Hole 15 (417 yards, par 4)

“It’s the most nightmarish green on the course,” said Hanse in an interview earlier this year. “It’s even worse than 18.” The famous Maxwell rolls as they are called – wild, broad swales that send balls scurrying every which way – are especially treacherous at the 15th.

Still, that’s nothing compared to the nightmare stared down by 1977 U.S. Open winner Hubert Green. Holding the lead with just four holes to play, he was surrounded by police and USGA officials on the the 15th tee. An unidentified woman had called the local police and reported a car with four men was headed to the golf course to shoot Green as he played the 15th hole. Officials gave Green three options:  shut the whole shebang down and come back tomorrow, send the crowd home and play the finish with no fans, or play on.

Green paused thoughtfully, then calmly said, “It sounds like some angry ex-girlfriend. I’ll keep playing,” and won his only major championship an hour later. He did have the grace to tell his caddie to steer clear of him just in case though.

Hole 18 (491 yards, par 4)

A summation of all that came before: The drive must avoid the creek, while the approach is to a green benched into the clubhouse ridgeline with some of the nastiest internal contours on an already severely tilted location. The 2001 U.S. Open saw a ghastly hockey game break out on the 72nd green as Mark Brooks, Stewart Cink and Retief Goosen all three-putted, each fumbling away the trophy and champion’s medal. Goosen eventually outlasted Brooks in an 18-hole playoff, but the clear winner of that Open was Southern Hills.

“Moving the creek and restoring the bunkers makes it a more interesting test off the tee,” said Hanse in an earlier interview. “[But] it’s ultimately going to come down to those small greens. Now you have to be more respectful of the edges of the greens, because now those edges just roll away.”

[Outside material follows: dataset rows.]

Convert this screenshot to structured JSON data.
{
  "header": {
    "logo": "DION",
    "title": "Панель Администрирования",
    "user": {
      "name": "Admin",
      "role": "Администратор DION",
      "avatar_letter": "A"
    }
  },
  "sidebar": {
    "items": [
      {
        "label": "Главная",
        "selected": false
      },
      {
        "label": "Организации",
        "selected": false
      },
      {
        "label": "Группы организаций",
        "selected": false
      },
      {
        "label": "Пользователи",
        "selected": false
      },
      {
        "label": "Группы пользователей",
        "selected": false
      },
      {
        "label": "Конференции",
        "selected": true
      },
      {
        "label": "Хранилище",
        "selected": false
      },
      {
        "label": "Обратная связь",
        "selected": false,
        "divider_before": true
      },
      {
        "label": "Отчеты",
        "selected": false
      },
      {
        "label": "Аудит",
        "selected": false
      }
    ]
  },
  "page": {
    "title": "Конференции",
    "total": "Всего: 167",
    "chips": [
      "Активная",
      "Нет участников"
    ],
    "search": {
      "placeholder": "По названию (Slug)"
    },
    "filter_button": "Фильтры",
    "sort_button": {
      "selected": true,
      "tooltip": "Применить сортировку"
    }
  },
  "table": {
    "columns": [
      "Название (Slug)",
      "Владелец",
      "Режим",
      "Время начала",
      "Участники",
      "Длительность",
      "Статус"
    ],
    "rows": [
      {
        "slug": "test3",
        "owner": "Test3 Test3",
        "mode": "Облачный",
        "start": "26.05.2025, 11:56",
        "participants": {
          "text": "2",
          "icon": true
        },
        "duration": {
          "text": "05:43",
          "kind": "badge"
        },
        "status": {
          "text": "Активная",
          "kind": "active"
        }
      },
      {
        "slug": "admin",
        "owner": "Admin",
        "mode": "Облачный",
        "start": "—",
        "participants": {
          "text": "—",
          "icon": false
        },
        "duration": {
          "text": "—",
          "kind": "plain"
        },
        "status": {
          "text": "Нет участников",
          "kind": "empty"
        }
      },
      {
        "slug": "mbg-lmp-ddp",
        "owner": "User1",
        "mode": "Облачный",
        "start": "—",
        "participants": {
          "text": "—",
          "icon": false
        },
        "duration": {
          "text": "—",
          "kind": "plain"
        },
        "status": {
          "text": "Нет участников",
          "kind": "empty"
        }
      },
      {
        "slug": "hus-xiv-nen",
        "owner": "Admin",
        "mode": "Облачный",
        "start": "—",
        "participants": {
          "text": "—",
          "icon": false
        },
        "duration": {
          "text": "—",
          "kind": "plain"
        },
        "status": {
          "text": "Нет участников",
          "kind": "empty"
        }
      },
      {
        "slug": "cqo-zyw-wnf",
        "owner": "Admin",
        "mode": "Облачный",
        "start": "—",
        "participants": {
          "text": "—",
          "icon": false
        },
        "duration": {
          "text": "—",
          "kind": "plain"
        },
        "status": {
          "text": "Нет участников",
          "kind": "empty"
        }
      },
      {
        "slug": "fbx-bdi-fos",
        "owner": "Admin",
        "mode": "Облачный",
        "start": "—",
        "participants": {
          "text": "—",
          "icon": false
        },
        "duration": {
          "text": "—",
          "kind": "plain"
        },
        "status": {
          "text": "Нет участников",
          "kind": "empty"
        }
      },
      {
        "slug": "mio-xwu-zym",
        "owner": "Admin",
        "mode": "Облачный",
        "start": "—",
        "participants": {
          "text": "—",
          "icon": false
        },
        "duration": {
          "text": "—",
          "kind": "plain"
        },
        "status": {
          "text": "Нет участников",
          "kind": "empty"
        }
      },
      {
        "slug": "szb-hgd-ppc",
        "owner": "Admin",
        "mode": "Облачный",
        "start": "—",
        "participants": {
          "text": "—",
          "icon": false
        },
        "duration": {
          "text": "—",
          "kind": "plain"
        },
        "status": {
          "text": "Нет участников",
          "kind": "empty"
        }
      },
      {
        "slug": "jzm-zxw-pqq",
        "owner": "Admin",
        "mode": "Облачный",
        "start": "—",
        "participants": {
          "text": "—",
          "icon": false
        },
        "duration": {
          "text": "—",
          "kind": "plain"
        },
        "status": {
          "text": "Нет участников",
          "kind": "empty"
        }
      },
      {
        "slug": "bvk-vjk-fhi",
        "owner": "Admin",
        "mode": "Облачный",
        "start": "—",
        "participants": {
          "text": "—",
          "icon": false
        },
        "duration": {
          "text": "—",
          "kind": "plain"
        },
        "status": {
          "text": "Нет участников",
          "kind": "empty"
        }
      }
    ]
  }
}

Hanse is right, of course. Moreover, recovery shots are so much more interesting; players now have more creative options. Finally, with several greens now perched precipitously on edges of the creek or bunkers, we’ll see more wild swings on the scoreboard, which means more excitement.

About the author

Jay Flemma

Jay Flemma

Starting with a blog and a dream, Jay Flemma launched his first sports-writing website in 2004. Some 13 years and 25 major golf championships later, Jay has won multiple national sports writing awards. Besides GNN, his work has appeared in numerous books as well as on-line at Cybergolf, PGA.com, GolfObserver, GolfChannel.com and many other sites and print magazines. When not trying to find a lost golf ball, Jay is an entertainment, copyright, Internet, sports and trademark lawyer in Manhattan. His clients have been nominated for Grammy and Emmy awards, won a Sundance Film Festival Best Director award, performed on stage and screen, and designed pop art for museums and collectors. Jay lives in Forest Hills, N.Y., and is fiercely loyal to his alma maters, Deerfield Academy in Massachusetts and Trinity College in Connecticut.